April 7, 2015
MADISON--With winter nearly over, bats will emerge from hibernation and return to their summer roost sites--this makes early spring a good time to construct a bat house.
"Building a bat house is a great way to provide important habitat during a critical time for bats," said Heather Kaarakka, bat roost monitoring coordinator with the Wisconsin Department of Natural Resources. "Encouraging bats to take up residence on your property is a great way to help reduce forest and garden pest populations."
Those interested in building a bat house on their property can follow the instructions and guidelines in the department's "Building a Bat House [PDF]" handbook. This guide provides information regarding necessary supplies and materials, and also includes key design, location and mounting specifications.
Wisconsin's four cave bat species are listed as threatened, due to their vulnerability to white-nose syndrome. The bats' threatened status makes it illegal to begin the process of excluding bats from buildings from June 1 to Aug. 15, when bats may seek to roost in attics, barns and other warm places to give birth and nurse their young.

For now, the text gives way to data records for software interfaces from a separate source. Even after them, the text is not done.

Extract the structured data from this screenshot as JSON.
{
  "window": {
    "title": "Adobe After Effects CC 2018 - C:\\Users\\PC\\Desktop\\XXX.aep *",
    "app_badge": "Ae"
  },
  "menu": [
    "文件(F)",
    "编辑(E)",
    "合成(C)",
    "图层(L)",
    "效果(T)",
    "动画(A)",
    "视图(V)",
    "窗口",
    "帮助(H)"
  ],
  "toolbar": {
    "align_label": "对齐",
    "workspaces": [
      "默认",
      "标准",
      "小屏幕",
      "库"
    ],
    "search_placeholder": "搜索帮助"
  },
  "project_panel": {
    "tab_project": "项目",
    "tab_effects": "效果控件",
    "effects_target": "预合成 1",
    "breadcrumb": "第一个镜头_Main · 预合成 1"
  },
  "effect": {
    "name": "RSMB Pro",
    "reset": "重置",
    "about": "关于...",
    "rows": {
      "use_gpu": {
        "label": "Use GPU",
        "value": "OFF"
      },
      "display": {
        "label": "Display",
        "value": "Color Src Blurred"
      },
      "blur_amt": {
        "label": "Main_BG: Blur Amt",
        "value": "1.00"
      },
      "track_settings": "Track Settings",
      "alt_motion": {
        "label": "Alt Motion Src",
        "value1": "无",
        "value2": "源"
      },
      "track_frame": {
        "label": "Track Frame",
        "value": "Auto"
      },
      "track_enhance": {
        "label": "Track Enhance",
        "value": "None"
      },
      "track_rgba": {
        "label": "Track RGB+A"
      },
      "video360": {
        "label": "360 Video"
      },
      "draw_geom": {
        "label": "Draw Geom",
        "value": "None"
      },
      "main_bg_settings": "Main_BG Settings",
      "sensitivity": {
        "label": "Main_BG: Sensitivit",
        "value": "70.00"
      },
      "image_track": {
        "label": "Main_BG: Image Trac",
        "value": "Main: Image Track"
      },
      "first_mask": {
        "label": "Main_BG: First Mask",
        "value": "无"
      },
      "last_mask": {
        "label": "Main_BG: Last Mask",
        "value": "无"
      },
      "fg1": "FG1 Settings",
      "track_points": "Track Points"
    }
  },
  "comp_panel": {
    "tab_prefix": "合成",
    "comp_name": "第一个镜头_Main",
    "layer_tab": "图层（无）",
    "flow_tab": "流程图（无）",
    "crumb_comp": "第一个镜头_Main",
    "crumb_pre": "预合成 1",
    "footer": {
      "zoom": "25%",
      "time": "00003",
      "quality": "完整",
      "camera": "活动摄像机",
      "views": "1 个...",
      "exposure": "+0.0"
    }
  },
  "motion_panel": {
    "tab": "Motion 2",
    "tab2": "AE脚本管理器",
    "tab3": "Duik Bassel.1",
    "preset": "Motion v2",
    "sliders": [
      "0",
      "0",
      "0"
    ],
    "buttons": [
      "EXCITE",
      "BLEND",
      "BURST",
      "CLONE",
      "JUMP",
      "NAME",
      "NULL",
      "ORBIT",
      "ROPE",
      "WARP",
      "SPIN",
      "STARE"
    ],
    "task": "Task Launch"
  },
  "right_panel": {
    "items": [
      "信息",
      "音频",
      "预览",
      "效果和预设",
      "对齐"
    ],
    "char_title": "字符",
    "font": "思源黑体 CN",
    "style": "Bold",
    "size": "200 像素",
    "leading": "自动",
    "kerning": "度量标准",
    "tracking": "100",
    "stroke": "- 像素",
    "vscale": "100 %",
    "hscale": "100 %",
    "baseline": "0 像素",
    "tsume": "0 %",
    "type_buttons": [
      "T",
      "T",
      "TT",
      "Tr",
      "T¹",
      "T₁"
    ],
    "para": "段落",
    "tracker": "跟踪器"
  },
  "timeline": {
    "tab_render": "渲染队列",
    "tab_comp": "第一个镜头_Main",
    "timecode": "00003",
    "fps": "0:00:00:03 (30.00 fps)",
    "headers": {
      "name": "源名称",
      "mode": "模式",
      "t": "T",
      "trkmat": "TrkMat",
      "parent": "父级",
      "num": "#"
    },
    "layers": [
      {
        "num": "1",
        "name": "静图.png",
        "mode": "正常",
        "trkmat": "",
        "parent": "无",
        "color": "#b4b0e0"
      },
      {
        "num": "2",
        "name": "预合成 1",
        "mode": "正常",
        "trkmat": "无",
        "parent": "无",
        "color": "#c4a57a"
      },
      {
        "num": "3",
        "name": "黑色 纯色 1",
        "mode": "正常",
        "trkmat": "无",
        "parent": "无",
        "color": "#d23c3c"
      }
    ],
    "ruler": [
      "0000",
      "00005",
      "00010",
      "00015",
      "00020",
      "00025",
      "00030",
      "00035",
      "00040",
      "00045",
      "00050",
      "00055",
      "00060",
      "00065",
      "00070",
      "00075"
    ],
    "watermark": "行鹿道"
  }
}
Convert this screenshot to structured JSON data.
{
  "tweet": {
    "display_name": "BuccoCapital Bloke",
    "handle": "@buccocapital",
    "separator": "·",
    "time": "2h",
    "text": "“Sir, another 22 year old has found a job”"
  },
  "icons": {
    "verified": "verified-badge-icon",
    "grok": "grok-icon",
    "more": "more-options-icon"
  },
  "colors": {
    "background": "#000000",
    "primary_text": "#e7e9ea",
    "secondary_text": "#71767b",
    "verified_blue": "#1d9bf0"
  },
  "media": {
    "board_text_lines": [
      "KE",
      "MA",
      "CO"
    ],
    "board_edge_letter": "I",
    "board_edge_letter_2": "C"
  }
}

According to Kaarakka, it is important to begin the eviction and exclusion process now to avoid any conflicts with maternity season. Bat pups are born in early June and are unable to fly for several weeks. Separating a mother from her pups will cause the pups to die, and frantic mothers searching for their pups often find themselves in living spaces.
It's important that people who do not want bats in their buildings follow the necessary steps to safely and humanely remove bats and seal off bat entry points by June 1. DNR's Bat Exclusion guide [PDF] provides instructions for excluding bats from an attic or other structure. Those who do not want to take the exclusion steps themselves can contact professional bat exclusion experts.
In addition to habitat creation, people can also join the department's roost monitoring project. When you have selected suitable habitat and constructed a bat house, you can monitor the roost entrance in June and July and count bats as they emerge. For more information on bat roost monitoring or to join the program, visit the Wisconsin Bat Program (exit DNR) page.
The DNR conducts a number of bat monitoring projects in order to better understand population trends and health status. Information on location and size of bat colonies is critical to the success of these surveys, says Kaarakka.
If you know of large numbers of bats in caves, mines, barns, bridges, churches, schools or other buildings, please contact the Wisconsin Bat Program at DNRbats@wisconsin.gov or 608-266-5216.
Join Wisconsin Department of Natural Resources experts for an online chat Thursday, April 23 at noon and learn more about bats in Wisconsin. Search the DNR website, dnr.wi.gov, for keyword "chat" to submit questions and view responses from DNR experts. Here, you can also view past chats and sign up to receive email notifications.
FOR MORE INFORMATION CONTACT: Heather Kaarakka, DNR roost monitoring coordinator, 608-266-2576; Paul White, DNR mammal ecologist, 608-267-0813